Swiss watchmakers exported 29.9 million units in 2000, a 4.6% decline, reflecting a drop in quartz watches (down 5.1%). But value was up 14.1% to 9.3 billion Swiss francs (about $5.6 billion).
The United States remains the top destination of Swiss watches, importing units valued at almost 2 billion francs (about $1.2 billion). In Asia, most countries’ imports fell to the levels seen prior to the 1998 economic crisis, says the report. In Europe, France, Great Britain, and Italy were the major importers.
Steel now accounts for more than four out of 10 watches exported by Switzerland. In 2000, 12.2 million steel timepieces were sold—1 million, or 9.2%, more than one year previously. After a sluggish 1999, exports of
18k watches regained their sparkle (+6.9%) and bicolor (gold-steel) products were up 2.2%. There were, however, downturns in lower segments of the market, including plastic and aluminum watches (–15.3%) and gold-plated watches (–2.2%).
In other products, Switzerland exported 6.3 million movements (+15.9%), with a 25.9% increase in value at 126 million francs (about $76.5 million). Sales of clocks, small clocks, and their components remained stable, up slightly at 90 million francs (about $54.6 million).
LVMH, the Paris-based group that’s one of the world’s leading luxury goods conglomerates, reported record sales of 11.6 billion Euros (about $10.8 billion), a 35% increase over 1999. In watches and jewelry alone, the group posted sales of 614 million Euros ($572.5 million), surpassing the group’s 2000 target of 600 million. The group report specifically cited “the success of new products [such as] Alter Ego by TAG Heuer as well as best sellers such as Beluga by Ebel and Chronomaster by Zenith.”
Key events in 2000 for LVMH’s watch and jewelry division included the acquisition of Omas, one of the world’s leading luxury pen brands; establishment of LVMH’s Watch and Jewelry Division; and improvements in distribution.
The Swatch Group, headquartered in Biel, Switzerland, reported a record 4.263 billion Swiss francs (about $2.6 billion) in sales, the first time it had topped four billion. Overall, its sales—including finished watches, watch production, electronic systems, and corporate services—increased 17.6%.
The company’s sales of finished watches specifically grew 14.3% over 1999, propelled by what a company statement called the “driving force” of its several luxury watches—including Blancpain, Breguet, and Omega—which grew more than 30%. The group also added another top luxury brand, Germany’s Glashütte-Original, at the end of 2000.
“All brands showed excellent growth, with the continued marked success of Omega deserving special mention,” says the report. The middle-range segment also showed double-digit growth, with Tissot producing “especially good results.”
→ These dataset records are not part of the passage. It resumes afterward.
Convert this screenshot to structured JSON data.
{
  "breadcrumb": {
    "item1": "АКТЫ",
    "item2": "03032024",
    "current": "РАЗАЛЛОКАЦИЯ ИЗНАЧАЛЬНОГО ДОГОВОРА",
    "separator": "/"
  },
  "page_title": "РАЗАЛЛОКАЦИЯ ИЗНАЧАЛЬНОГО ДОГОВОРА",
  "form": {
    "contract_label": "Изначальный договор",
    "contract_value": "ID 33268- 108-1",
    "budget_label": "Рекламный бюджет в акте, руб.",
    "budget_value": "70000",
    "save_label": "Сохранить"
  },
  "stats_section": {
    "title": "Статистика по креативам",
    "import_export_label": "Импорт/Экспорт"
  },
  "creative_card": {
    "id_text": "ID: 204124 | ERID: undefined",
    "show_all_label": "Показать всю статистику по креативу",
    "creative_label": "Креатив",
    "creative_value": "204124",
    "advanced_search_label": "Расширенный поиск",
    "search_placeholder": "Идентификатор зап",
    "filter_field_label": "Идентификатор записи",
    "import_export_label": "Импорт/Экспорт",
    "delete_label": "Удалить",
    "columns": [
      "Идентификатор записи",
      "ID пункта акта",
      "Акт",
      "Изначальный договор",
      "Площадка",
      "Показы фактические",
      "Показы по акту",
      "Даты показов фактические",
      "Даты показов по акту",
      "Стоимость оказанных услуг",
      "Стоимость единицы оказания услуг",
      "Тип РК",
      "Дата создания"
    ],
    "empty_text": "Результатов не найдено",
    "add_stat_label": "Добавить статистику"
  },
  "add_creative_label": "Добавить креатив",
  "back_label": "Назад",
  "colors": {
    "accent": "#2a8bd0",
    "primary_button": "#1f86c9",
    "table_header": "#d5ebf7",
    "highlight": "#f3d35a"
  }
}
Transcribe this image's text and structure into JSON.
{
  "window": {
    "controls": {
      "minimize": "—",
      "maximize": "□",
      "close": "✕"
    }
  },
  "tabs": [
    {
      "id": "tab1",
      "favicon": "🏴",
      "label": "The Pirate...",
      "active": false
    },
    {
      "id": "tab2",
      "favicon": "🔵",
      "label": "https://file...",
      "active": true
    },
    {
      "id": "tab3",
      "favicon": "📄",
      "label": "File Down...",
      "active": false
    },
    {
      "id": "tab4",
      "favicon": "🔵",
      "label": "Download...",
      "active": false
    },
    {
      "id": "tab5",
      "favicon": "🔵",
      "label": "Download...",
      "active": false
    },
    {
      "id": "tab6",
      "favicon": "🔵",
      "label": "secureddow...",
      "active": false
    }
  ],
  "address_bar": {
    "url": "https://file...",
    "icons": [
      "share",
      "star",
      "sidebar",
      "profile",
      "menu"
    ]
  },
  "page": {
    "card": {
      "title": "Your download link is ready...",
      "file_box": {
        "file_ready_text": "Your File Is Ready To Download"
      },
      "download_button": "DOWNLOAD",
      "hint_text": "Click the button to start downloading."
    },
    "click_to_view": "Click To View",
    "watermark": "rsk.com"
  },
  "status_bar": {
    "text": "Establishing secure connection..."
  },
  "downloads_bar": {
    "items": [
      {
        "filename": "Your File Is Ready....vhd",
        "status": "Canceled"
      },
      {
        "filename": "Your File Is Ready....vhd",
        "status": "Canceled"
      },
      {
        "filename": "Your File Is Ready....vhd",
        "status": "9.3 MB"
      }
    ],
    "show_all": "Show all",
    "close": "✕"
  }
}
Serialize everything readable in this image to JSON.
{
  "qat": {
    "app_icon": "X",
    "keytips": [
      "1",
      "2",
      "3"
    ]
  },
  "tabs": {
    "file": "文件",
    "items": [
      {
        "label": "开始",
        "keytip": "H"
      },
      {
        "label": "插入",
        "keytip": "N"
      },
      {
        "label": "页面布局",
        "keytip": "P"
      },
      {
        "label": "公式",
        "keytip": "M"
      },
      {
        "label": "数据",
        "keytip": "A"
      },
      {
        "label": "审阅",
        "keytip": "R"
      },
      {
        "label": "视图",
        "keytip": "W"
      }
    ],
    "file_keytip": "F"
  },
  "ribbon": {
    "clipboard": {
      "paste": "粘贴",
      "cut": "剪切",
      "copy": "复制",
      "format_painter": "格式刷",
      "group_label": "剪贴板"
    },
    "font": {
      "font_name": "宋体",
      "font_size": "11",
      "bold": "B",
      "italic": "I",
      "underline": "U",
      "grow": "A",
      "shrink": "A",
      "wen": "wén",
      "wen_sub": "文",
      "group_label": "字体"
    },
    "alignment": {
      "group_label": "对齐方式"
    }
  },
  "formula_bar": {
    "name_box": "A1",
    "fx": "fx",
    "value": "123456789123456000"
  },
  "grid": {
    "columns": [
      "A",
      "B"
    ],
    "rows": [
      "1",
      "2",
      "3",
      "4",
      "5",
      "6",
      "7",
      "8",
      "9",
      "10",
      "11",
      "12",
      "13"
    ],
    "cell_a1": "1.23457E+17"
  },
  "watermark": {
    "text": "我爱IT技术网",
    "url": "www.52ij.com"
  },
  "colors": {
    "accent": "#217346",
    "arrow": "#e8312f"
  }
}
The Swatch Group attributed its record year to rising consumer confidence in Europe, the “rapid recovery” of Asian markets, a “flourishing U.S. economy,” and the group’s “reinforced position in all markets.”